Tax Credits
Credits taxes (photo; Ramsey Solutions)

Americans are looking for any chance to possibly boost their refunds as inflation remains at record high rates, as tax season is fast approaching.

Experts revealed the potential ways you could reduce your federal tax bill or even get a much larger refund by thousands this year.

You should look out for credits that will bring you hundreds if not thousands back in cash, and if you are eligible for any tax credits, it can reduce the amount of earning tax you owe to federal and state governments.

You should consider the tax credits listed below.

1. Earned Income Tax Credit

This year, low to moderate-income employees and families will look at the earner’s income tax credit.

It offers a maximum of $600 if you are eligible as a taxpayer with no children.

On the other hand, the credit will become greater if you have children.

Maximum amounts are as follows :

  • One child: $3,995
  • Two children: $6,604
  • Three plus children: $7,430

These amounts are boosted from the maximum amount of $6,935 last year.

To see if you qualify for the credit, go to the IRS and you’ll also be able to see how much you could receive.

2. Saver’s Credit

Just like the EITC, the Saver’s credit also wants to give a boost to those with low to moderate incomes.

Called the Retirement Saving Contribution Credit, it will give taxpayers as much as 50 percent of contributions on their retirement accounts.

Increased by $2,500 from last year, this year taxpayers will see this credit end at $36,500 for single filers.

For married couples that filed jointly, a boost of $5,000 to $73,000 boost from last year.

3. Child Tax Credit

The child tax credit this year will remain at the original $2,000 per qualifying child because the credit is not adjusted for inflation.

A qualifying part must have an adjusted gross income of $200,000 or less if filing as head of households, single, or married filing separately.

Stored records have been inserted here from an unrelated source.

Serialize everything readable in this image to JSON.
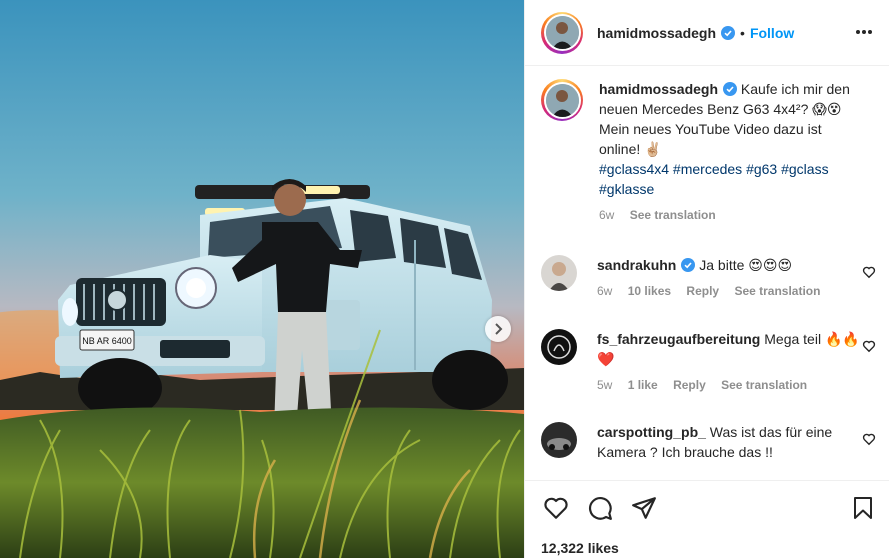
{
  "post": {
    "username": "hamidmossadegh",
    "follow_label": "Follow",
    "separator": "•",
    "caption_text": "Kaufe ich mir den neuen Mercedes Benz G63 4x4²? 😱😵 Mein neues YouTube Video dazu ist online! ✌🏼",
    "hashtags": "#gclass4x4 #mercedes #g63 #gclass #gklasse",
    "caption_age": "6w",
    "see_translation": "See translation",
    "license_plate": "NB AR 6400",
    "likes": "12,322 likes"
  },
  "comments": [
    {
      "username": "sandrakuhn",
      "verified": true,
      "text": "Ja bitte 😍😍😍",
      "age": "6w",
      "likes": "10 likes",
      "reply": "Reply",
      "translate": "See translation"
    },
    {
      "username": "fs_fahrzeugaufbereitung",
      "verified": false,
      "text": "Mega teil 🔥🔥❤️",
      "age": "5w",
      "likes": "1 like",
      "reply": "Reply",
      "translate": "See translation"
    },
    {
      "username": "carspotting_pb_",
      "verified": false,
      "text": "Was ist das für eine Kamera ? Ich brauche das !!",
      "age": "",
      "likes": "",
      "reply": "",
      "translate": ""
    }
  ],
  "icons": {
    "verified": "verified-badge-icon",
    "more": "more-options-icon",
    "like": "heart-icon",
    "comment": "comment-icon",
    "share": "paper-plane-icon",
    "save": "bookmark-icon",
    "next": "chevron-right-icon"
  },
  "colors": {
    "accent": "#0095f6",
    "text": "#262626",
    "muted": "#8e8e8e",
    "hashtag": "#00376b",
    "verified": "#3897f0"
  }
}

On the other hand, if you are married and filing jointly, the amount increases to $40,000.

If your income is high, a credit will be lowered by $50 for each $1,000 of additional income.

4.  Adoption Credit

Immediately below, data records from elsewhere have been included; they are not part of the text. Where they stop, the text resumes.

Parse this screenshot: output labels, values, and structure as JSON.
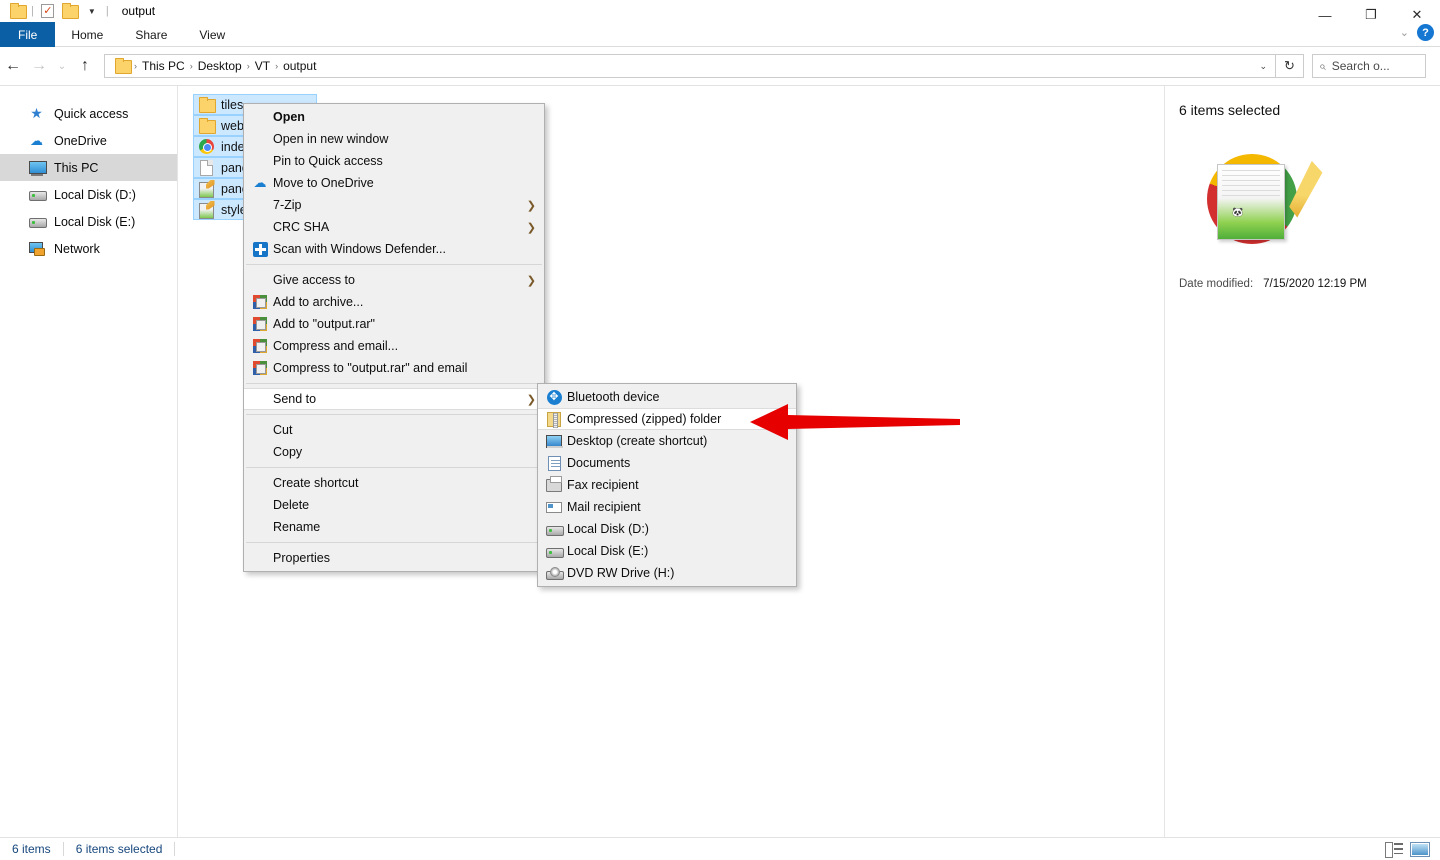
{
  "window": {
    "title": "output",
    "quick_access": [
      {
        "name": "folder-icon",
        "label": "Folder"
      },
      {
        "name": "properties-icon",
        "label": "Properties"
      },
      {
        "name": "new-folder-icon",
        "label": "New folder"
      },
      {
        "name": "customize-caret-icon",
        "label": "Customize Quick Access Toolbar"
      }
    ],
    "controls": {
      "minimize": "—",
      "maximize": "❐",
      "close": "✕"
    }
  },
  "ribbon": {
    "tabs": [
      {
        "label": "File",
        "active": true
      },
      {
        "label": "Home",
        "active": false
      },
      {
        "label": "Share",
        "active": false
      },
      {
        "label": "View",
        "active": false
      }
    ],
    "collapse_caret": "⌄",
    "help": "?"
  },
  "address": {
    "back": "←",
    "forward": "→",
    "recent": "⌄",
    "up": "↑",
    "crumbs": [
      "This PC",
      "Desktop",
      "VT",
      "output"
    ],
    "separator": "›",
    "dropdown_caret": "⌄",
    "refresh": "↻"
  },
  "search": {
    "placeholder": "Search o...",
    "icon": "⌕"
  },
  "sidebar": {
    "items": [
      {
        "label": "Quick access",
        "icon": "star-icon",
        "selected": false
      },
      {
        "label": "OneDrive",
        "icon": "cloud-icon",
        "selected": false
      },
      {
        "label": "This PC",
        "icon": "computer-icon",
        "selected": true
      },
      {
        "label": "Local Disk (D:)",
        "icon": "disk-icon",
        "selected": false
      },
      {
        "label": "Local Disk (E:)",
        "icon": "disk-icon",
        "selected": false
      },
      {
        "label": "Network",
        "icon": "network-icon",
        "selected": false
      }
    ]
  },
  "files": [
    {
      "name": "tiles",
      "icon": "folder-icon",
      "selected": true
    },
    {
      "name": "webx",
      "icon": "folder-icon",
      "selected": true
    },
    {
      "name": "index",
      "icon": "chrome-html-icon",
      "selected": true
    },
    {
      "name": "pand",
      "icon": "generic-file-icon",
      "selected": true
    },
    {
      "name": "pand",
      "icon": "notepadpp-icon",
      "selected": true
    },
    {
      "name": "style",
      "icon": "notepadpp-icon",
      "selected": true
    }
  ],
  "details": {
    "title": "6 items selected",
    "preview_icon": "notepadpp-document-preview",
    "date_modified_label": "Date modified:",
    "date_modified_value": "7/15/2020 12:19 PM"
  },
  "status": {
    "item_count": "6 items",
    "selection": "6 items selected",
    "views": [
      {
        "name": "details-view-button",
        "label": "Details view"
      },
      {
        "name": "large-icons-view-button",
        "label": "Large icons view"
      }
    ]
  },
  "context_menu": {
    "items": [
      {
        "label": "Open",
        "icon": null,
        "bold": true,
        "arrow": false,
        "sep_after": false
      },
      {
        "label": "Open in new window",
        "icon": null,
        "bold": false,
        "arrow": false,
        "sep_after": false
      },
      {
        "label": "Pin to Quick access",
        "icon": null,
        "bold": false,
        "arrow": false,
        "sep_after": false
      },
      {
        "label": "Move to OneDrive",
        "icon": "onedrive-icon",
        "bold": false,
        "arrow": false,
        "sep_after": false
      },
      {
        "label": "7-Zip",
        "icon": null,
        "bold": false,
        "arrow": true,
        "sep_after": false
      },
      {
        "label": "CRC SHA",
        "icon": null,
        "bold": false,
        "arrow": true,
        "sep_after": false
      },
      {
        "label": "Scan with Windows Defender...",
        "icon": "defender-shield-icon",
        "bold": false,
        "arrow": false,
        "sep_after": true
      },
      {
        "label": "Give access to",
        "icon": null,
        "bold": false,
        "arrow": true,
        "sep_after": false
      },
      {
        "label": "Add to archive...",
        "icon": "winrar-icon",
        "bold": false,
        "arrow": false,
        "sep_after": false
      },
      {
        "label": "Add to \"output.rar\"",
        "icon": "winrar-icon",
        "bold": false,
        "arrow": false,
        "sep_after": false
      },
      {
        "label": "Compress and email...",
        "icon": "winrar-icon",
        "bold": false,
        "arrow": false,
        "sep_after": false
      },
      {
        "label": "Compress to \"output.rar\" and email",
        "icon": "winrar-icon",
        "bold": false,
        "arrow": false,
        "sep_after": false
      },
      {
        "label": "Send to",
        "icon": null,
        "bold": false,
        "arrow": true,
        "highlighted": true,
        "sep_after": true
      },
      {
        "label": "Cut",
        "icon": null,
        "bold": false,
        "arrow": false,
        "sep_after": false
      },
      {
        "label": "Copy",
        "icon": null,
        "bold": false,
        "arrow": false,
        "sep_after": true
      },
      {
        "label": "Create shortcut",
        "icon": null,
        "bold": false,
        "arrow": false,
        "sep_after": false
      },
      {
        "label": "Delete",
        "icon": null,
        "bold": false,
        "arrow": false,
        "sep_after": false
      },
      {
        "label": "Rename",
        "icon": null,
        "bold": false,
        "arrow": false,
        "sep_after": true
      },
      {
        "label": "Properties",
        "icon": null,
        "bold": false,
        "arrow": false,
        "sep_after": false
      }
    ]
  },
  "send_to_menu": {
    "items": [
      {
        "label": "Bluetooth device",
        "icon": "bluetooth-icon",
        "highlighted": false
      },
      {
        "label": "Compressed (zipped) folder",
        "icon": "zipped-folder-icon",
        "highlighted": true
      },
      {
        "label": "Desktop (create shortcut)",
        "icon": "desktop-icon",
        "highlighted": false
      },
      {
        "label": "Documents",
        "icon": "documents-icon",
        "highlighted": false
      },
      {
        "label": "Fax recipient",
        "icon": "fax-icon",
        "highlighted": false
      },
      {
        "label": "Mail recipient",
        "icon": "mail-icon",
        "highlighted": false
      },
      {
        "label": "Local Disk (D:)",
        "icon": "disk-icon",
        "highlighted": false
      },
      {
        "label": "Local Disk (E:)",
        "icon": "disk-icon",
        "highlighted": false
      },
      {
        "label": "DVD RW Drive (H:)",
        "icon": "dvd-drive-icon",
        "highlighted": false
      }
    ]
  },
  "annotation": {
    "arrow_color": "#e60000",
    "points_to": "Compressed (zipped) folder"
  },
  "colors": {
    "accent": "#0b5fa5",
    "selection": "#cce8ff",
    "menu_bg": "#f0f0f0",
    "status_text": "#17477d"
  }
}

This credit for 2023 returns will be set at $15,950 for every child.

Adoption credit can be obtained after finalizing your adoption and after you claimed your adopted child as a dependent.

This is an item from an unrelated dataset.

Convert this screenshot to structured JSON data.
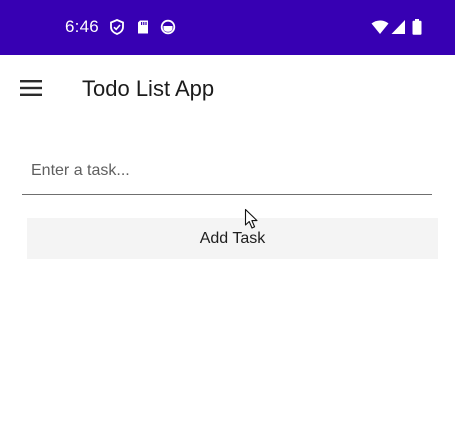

The purpose of the credit is to help parents with their expenses related to adopting a child, be it a US citizen child or one from another country.

5. Credit for the Elderly and Disabled

This applies to taxpayers who are aged 65 or older or are retired in permanent and total disability and received taxable disability income.

In addition, recipients must have an adjusted gross income or a total nontaxable social security pension.

Credits range from $3,750 and $7,500.

6. Lifetime Learning Credit

This credit goes toward qualified tuition and related expenses for eligible students at schools.

This credit can help you pay for undergraduate, graduate, and professional degree courses.

When it comes to the number of years there is no limit to what can be claimed.

7. American Opportunity Tax Credit

A Credit for qualified education expenses paid for eligible students in their first four years of higher education.

$2,500 per eligible student can be claimed.

You can have up to 40 percent of any remaining amount of the credit if the credit brings the amount of tax you owe to zero.

Then, 25 percent will be claimed of the next $2,000 of eligible education expenses you paid.

8. Energy Tax Credit

In 2023, those who own electric vehicles will have a tax credit.

For new vehicles, you could get $7,500 off if you earn under $150,000 as a single filer and $300, 000 if filed jointly

To be eligible, your car must cost less than $55,000.